*Aim of the task*: Search the records for "checks". Copy every line where it appears.

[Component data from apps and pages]
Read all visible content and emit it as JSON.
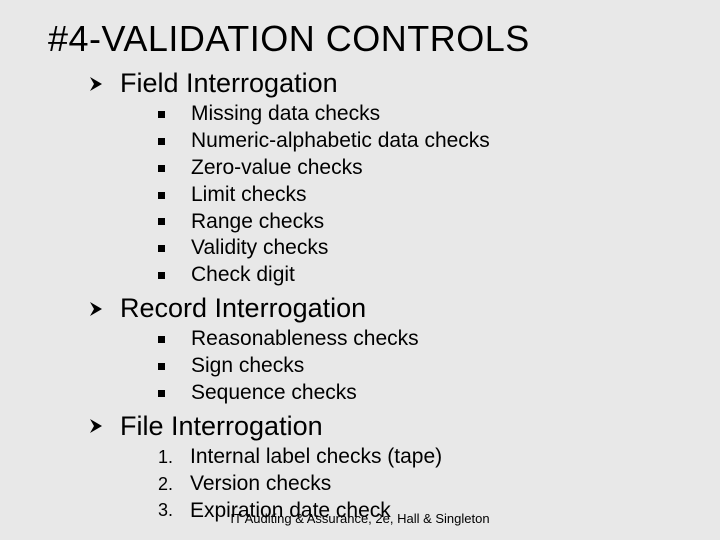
{
  "title": "#4-VALIDATION CONTROLS",
  "sections": [
    {
      "label": "Field Interrogation",
      "bullet_type": "square",
      "items": [
        "Missing data checks",
        "Numeric-alphabetic data checks",
        "Zero-value checks",
        "Limit checks",
        "Range checks",
        "Validity checks",
        "Check digit"
      ]
    },
    {
      "label": "Record Interrogation",
      "bullet_type": "square",
      "items": [
        "Reasonableness checks",
        "Sign checks",
        "Sequence checks"
      ]
    },
    {
      "label": "File Interrogation",
      "bullet_type": "number",
      "items": [
        "Internal label checks (tape)",
        "Version checks",
        "Expiration date check"
      ]
    }
  ],
  "footer": "IT Auditing & Assurance, 2e, Hall & Singleton"
}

*Expected answer*:
        "Missing data checks",
        "Numeric-alphabetic data checks",
        "Zero-value checks",
        "Limit checks",
        "Range checks",
        "Validity checks",
        "Reasonableness checks",
        "Sign checks",
        "Sequence checks"
        "Internal label checks (tape)",
        "Version checks",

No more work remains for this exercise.